The National Institute on Alcohol Abuse and Alcoholism (NIAAA) offers a lot of insight into why people drink, how it becomes a problem and how to combat the problem. For the issue of college binge drinking, the NIAAA suggests normative re-education or social norms marketing to get a hold of the situation. Normative re-education means that you go in, teach students what normal and responsible drinking habits are, and then allow the chain action to the result which will lead to an overall decrease in excessive underage drinking.
Social Norms Marketing at Work
The article outlines several trials in which normative reeducation was attempted. In those 22 random trials, 7,275 participants were tested using web/computer feedback, individual face-to-face feedback, group face-to-face feedback, and mailed feedback about social marketing campaigns. The web/computer feedback consisted of online surveys and similar online feedback. The individual feedback was one on one surveys and the group feedback consisted of groups of people coming together to talk about the results. Mail-in feedback was paper surveys.
The campaign showed alcohol problems, peak BACS, frequency of drinking, quantity of drinking and binge drinking. From the trial results, it was shown that the web/computer feedback showed significant reductions in excessive drinking for 16 months after the trial. The individual sessions resulted in a decrease of drinking at the six-month check in, and the group sessions produced a decrease that lasted for three months. Mailed-in feedback generated no results.

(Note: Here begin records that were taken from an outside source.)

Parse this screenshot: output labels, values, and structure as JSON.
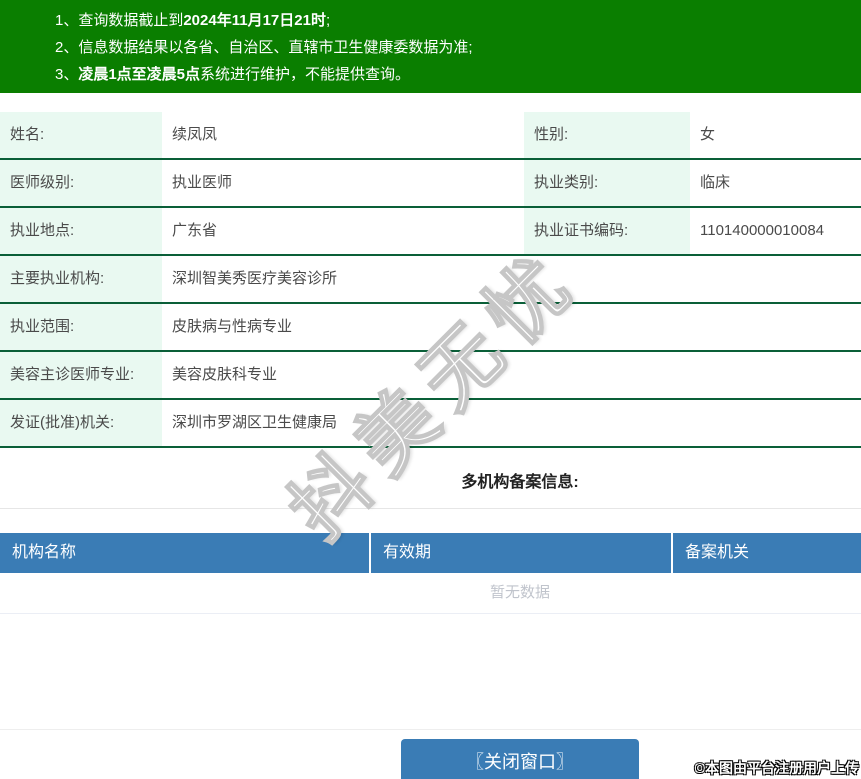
{
  "notices": {
    "items": [
      {
        "pre": "1、查询数据截止到",
        "bold": "2024年11月17日21时",
        "post": ";"
      },
      {
        "pre": "2、信息数据结果以各省、自治区、直辖市卫生健康委数据为准;",
        "bold": "",
        "post": ""
      },
      {
        "pre": "3、",
        "bold": "凌晨1点至凌晨5点",
        "post": "系统进行维护，不能提供查询。"
      }
    ]
  },
  "profile_rows": [
    {
      "label1": "姓名:",
      "value1": "续凤凤",
      "label2": "性别:",
      "value2": "女"
    },
    {
      "label1": "医师级别:",
      "value1": "执业医师",
      "label2": "执业类别:",
      "value2": "临床"
    },
    {
      "label1": "执业地点:",
      "value1": "广东省",
      "label2": "执业证书编码:",
      "value2": "110140000010084"
    },
    {
      "label1": "主要执业机构:",
      "value1": "深圳智美秀医疗美容诊所"
    },
    {
      "label1": "执业范围:",
      "value1": "皮肤病与性病专业"
    },
    {
      "label1": "美容主诊医师专业:",
      "value1": "美容皮肤科专业"
    },
    {
      "label1": "发证(批准)机关:",
      "value1": "深圳市罗湖区卫生健康局"
    }
  ],
  "multi_org": {
    "title": "多机构备案信息:",
    "columns": [
      "机构名称",
      "有效期",
      "备案机关"
    ],
    "empty_text": "暂无数据"
  },
  "footer": {
    "close_button": "〖关闭窗口〗",
    "credit": "©本图由平台注册用户上传"
  },
  "watermark_text": "抖美无忧",
  "colors": {
    "notice_bg": "#0a7e00",
    "row_border": "#0a5f38",
    "label_bg": "#e9f9f1",
    "table_header_bg": "#3a7cb5",
    "button_bg": "#3a7cb5",
    "empty_text": "#c0c4cc"
  }
}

Another social solution would be for parents to educate their children about the issues of drinking.
Parental Involvement with Underage Drinking
NIAAA reported on an experiment they tried to get parents more involved in the education of their children. This trial created a 45-page handbook that taught parents how to have discussions about alcohol use with their children. This handbook outlines university alcohol policies and consequences of any sort of violation. Three hundred and forty-seven parents were included in the intervention group. Seventy-two percent of that group evaluated the handbook and 83% reported reading most or all of the handbook. The results of the study said the students of parents who had read the handbook and had abstained from drinking prior to college were less likely to start drinking, and those who had engaged in drinking were less likely to increase their alcohol use during freshman year, although the second statistic was for females, not males. Overall the results indicated that parental involvement will help decrease alcohol abuse in college students.